Bugs and bird droppings not only make your car look like it's developed some sort of skin disease, but can leave permanent stains on your paint job if not dealt with in time. So make sure you wash your car regularly. It could mean the difference between having the original paint job on your car even years and years after you bought it and dishing out tens of thousands to get it repainted. For tips on how to wash your car properly, check out these articles from eHow.com and AutoEducation.com.
Conduct DIY inspections.
To be on the safe side, make it a habit to check your car’s pedals (if they are depressing properly), tires (for flats or lodged foreign objects), lights, and horn on a daily basis. Meanwhile, inspect the engine oil, engine coolant, windshield washer, and tire-pressure levels on a weekly basis.
Finally, do a monthly check on the condition of the windscreen wipers, all the tires (including the spare), the battery (for corrosion), and the air-conditioning system, as well as the transmission, brake, and clutch fluids. Instructions on how to do these may be found in the car manual.
Don't leave home without the basic tools.
Car tool kits for different budget ranges may be bought in hardware stores, but when it comes to wrenches and sockets, be sure to get adjustable types to fit every nut and bolt in your vehicle. Electric-powered tire pumps and jacks that can be plugged into the lighter jack are also convenient to have, but they are a bit on the pricey side.
Other must-haves are a one-gallon container filled with water, a flashlight, and rags for cleaning up.
Learn how to use the tools.
Again, your friend the car manual will have step-by-step diagrams showing how to jack up the car, change tires, jumpstart a dead battery, and the like. What you can also do is ask a person in the know—a mechanic or a family member or friend who knows his way with cars—to show you how to do this so you won’t be caught unaware in case of an emergency.
Observe proper driving habits.
Half the trick to keeping a well-maintained car is driving it properly. Not overloading your vehicle, for instance, is one way to go about it, so don’t volunteer to be the sole driver during a barkada shopping spree that will inevitably end with the trunk piled high with purchases. This not only puts too much stress on the suspension, but it also overworks the engine.

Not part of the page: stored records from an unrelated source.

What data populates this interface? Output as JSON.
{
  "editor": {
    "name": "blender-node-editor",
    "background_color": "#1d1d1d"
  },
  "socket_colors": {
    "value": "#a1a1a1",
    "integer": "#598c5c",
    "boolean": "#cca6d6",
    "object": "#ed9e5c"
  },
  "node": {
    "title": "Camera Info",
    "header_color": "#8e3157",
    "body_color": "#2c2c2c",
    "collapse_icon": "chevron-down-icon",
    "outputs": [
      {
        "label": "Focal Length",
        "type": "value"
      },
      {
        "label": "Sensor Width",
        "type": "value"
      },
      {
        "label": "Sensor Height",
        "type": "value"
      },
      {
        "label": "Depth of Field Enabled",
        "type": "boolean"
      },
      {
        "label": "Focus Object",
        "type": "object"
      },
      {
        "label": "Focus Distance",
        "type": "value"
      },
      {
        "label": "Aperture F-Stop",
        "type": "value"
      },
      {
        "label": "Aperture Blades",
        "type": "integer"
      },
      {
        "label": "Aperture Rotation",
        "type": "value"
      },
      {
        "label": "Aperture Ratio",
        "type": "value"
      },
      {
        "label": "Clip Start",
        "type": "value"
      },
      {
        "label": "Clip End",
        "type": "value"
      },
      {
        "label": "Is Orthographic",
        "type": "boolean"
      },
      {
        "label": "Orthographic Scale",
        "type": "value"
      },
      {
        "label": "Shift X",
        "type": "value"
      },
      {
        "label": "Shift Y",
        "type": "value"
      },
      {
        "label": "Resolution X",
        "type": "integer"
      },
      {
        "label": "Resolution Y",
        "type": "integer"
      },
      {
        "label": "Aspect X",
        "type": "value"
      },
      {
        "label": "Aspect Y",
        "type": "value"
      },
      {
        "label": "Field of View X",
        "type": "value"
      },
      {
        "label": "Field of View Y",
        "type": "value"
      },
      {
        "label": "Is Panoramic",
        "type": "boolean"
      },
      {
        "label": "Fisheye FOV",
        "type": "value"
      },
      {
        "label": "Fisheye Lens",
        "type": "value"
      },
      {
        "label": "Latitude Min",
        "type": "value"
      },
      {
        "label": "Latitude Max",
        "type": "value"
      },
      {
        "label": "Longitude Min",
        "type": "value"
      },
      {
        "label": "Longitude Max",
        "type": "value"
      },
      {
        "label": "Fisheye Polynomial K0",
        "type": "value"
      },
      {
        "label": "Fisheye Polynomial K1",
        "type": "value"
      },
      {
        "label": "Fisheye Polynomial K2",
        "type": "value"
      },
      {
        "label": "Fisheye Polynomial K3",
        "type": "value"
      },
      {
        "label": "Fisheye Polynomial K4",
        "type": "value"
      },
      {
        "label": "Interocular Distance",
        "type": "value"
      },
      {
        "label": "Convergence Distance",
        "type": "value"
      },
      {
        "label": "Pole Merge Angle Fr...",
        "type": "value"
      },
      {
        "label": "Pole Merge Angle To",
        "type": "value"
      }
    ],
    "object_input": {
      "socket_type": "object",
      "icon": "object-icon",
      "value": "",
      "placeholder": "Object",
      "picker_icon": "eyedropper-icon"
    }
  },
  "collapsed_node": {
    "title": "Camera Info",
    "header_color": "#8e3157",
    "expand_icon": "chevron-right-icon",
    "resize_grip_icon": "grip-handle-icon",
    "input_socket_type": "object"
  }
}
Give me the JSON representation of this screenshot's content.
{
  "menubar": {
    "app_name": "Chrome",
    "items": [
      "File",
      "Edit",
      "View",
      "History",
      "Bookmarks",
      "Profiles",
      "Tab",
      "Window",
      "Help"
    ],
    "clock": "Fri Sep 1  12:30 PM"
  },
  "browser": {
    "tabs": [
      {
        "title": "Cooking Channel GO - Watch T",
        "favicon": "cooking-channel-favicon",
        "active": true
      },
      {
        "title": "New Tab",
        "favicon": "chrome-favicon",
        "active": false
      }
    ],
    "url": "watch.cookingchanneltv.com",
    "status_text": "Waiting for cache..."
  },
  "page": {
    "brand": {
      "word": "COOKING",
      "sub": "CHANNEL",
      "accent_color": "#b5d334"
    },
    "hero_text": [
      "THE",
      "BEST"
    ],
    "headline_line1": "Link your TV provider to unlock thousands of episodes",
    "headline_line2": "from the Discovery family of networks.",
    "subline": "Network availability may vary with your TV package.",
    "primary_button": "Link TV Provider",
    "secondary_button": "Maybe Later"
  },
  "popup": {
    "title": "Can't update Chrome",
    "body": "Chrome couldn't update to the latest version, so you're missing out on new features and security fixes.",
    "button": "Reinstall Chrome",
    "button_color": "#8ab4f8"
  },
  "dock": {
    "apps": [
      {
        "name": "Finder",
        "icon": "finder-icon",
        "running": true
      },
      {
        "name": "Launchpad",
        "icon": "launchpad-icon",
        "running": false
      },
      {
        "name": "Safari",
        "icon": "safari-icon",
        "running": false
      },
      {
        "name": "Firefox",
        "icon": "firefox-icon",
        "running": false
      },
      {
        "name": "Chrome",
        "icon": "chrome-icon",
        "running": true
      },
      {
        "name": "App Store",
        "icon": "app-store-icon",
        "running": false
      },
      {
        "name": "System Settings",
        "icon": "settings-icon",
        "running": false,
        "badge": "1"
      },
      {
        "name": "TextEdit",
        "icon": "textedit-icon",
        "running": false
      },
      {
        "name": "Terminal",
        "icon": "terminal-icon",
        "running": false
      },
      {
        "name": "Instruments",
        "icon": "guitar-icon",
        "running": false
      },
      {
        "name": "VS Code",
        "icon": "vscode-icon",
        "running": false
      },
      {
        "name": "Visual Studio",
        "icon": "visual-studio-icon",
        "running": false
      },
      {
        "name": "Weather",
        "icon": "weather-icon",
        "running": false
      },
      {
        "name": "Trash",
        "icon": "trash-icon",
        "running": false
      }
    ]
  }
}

Another simple way to take care of your car is to avoid hard acceleration and braking. Doing so prolongs the life of the transmission and the brakes and dramatically improves fuel consumption.
Have a pit-stop strategy.
It helps to make a note of the auto shops and gasoline stations on your route to and from work and other usual destinations, just in case an emergency situation prevents you from making it all the way to your usual service center. It will be much faster than calling for help and waiting alone, especially after dark.
As you take on the roads every day, you will encounter many bumps, ruts, and roadblocks, but with a properly working vehicle, you will be able to maneuver around these safely and confidently.